[How to complete this task] Report each line of the records where "name" occurs.
(Provided information)
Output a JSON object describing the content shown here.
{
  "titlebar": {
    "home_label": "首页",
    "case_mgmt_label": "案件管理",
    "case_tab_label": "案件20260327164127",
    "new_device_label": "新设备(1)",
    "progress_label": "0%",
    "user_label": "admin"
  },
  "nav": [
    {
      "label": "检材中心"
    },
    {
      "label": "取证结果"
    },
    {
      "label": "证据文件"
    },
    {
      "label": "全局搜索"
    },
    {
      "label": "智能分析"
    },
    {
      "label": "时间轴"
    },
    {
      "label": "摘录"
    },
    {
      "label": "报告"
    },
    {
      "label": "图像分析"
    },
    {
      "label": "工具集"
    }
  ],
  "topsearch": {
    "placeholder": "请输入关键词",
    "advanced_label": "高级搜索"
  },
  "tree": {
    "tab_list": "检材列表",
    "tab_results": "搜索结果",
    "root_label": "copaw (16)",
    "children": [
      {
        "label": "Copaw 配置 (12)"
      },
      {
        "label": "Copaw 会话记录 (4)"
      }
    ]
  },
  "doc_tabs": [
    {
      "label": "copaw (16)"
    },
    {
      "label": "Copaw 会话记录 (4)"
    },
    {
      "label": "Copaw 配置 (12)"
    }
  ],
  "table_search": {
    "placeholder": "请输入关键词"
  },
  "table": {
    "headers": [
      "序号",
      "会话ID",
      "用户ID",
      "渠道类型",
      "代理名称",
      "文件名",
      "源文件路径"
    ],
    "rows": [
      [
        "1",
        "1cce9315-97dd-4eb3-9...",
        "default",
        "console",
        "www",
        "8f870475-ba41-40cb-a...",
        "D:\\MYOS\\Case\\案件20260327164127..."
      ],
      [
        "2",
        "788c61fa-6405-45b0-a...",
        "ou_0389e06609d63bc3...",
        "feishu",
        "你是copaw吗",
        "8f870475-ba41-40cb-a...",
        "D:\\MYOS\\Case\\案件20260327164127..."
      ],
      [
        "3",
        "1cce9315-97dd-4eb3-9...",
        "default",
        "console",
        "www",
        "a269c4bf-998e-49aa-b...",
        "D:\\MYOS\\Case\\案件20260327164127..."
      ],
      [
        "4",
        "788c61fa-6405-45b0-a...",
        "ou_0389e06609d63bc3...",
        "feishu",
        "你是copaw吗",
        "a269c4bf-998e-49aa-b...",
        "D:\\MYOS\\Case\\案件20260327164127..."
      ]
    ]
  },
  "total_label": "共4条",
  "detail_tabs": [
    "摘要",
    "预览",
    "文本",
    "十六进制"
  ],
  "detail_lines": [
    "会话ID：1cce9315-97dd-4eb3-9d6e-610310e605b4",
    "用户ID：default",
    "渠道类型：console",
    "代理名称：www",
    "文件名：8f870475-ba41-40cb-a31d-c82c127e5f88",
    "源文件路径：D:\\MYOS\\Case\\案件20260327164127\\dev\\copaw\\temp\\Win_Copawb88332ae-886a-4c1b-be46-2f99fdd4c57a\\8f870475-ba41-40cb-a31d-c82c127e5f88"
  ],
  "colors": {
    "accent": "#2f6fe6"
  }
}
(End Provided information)
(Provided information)
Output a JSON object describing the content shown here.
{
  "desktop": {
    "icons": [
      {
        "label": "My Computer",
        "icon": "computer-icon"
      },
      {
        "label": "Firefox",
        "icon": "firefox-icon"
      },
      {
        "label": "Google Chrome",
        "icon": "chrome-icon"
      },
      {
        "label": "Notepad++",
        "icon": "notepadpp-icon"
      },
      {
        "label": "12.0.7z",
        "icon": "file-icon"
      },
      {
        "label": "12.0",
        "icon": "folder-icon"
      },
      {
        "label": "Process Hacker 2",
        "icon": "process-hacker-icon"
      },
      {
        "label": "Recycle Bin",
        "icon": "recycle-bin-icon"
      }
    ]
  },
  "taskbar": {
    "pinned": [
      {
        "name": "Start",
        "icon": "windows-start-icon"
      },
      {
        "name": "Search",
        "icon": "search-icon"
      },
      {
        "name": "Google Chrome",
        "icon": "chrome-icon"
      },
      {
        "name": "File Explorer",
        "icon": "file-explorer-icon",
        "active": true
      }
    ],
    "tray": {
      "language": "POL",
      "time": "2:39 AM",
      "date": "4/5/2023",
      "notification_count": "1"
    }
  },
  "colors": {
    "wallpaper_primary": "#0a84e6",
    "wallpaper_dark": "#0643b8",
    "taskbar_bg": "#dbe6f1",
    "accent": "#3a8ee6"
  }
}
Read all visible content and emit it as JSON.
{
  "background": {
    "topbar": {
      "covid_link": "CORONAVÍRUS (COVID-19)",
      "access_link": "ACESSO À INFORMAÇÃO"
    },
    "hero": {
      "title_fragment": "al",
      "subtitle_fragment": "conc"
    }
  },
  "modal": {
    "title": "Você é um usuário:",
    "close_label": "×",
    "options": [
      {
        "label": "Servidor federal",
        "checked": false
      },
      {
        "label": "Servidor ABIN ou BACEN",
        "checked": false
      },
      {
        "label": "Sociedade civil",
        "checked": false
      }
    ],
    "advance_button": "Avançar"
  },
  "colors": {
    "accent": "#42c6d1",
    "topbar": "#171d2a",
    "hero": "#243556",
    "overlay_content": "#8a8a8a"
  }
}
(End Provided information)
[Response to the exercise]
        "name": "Start",
        "name": "Search",
        "name": "Google Chrome",
        "name": "File Explorer",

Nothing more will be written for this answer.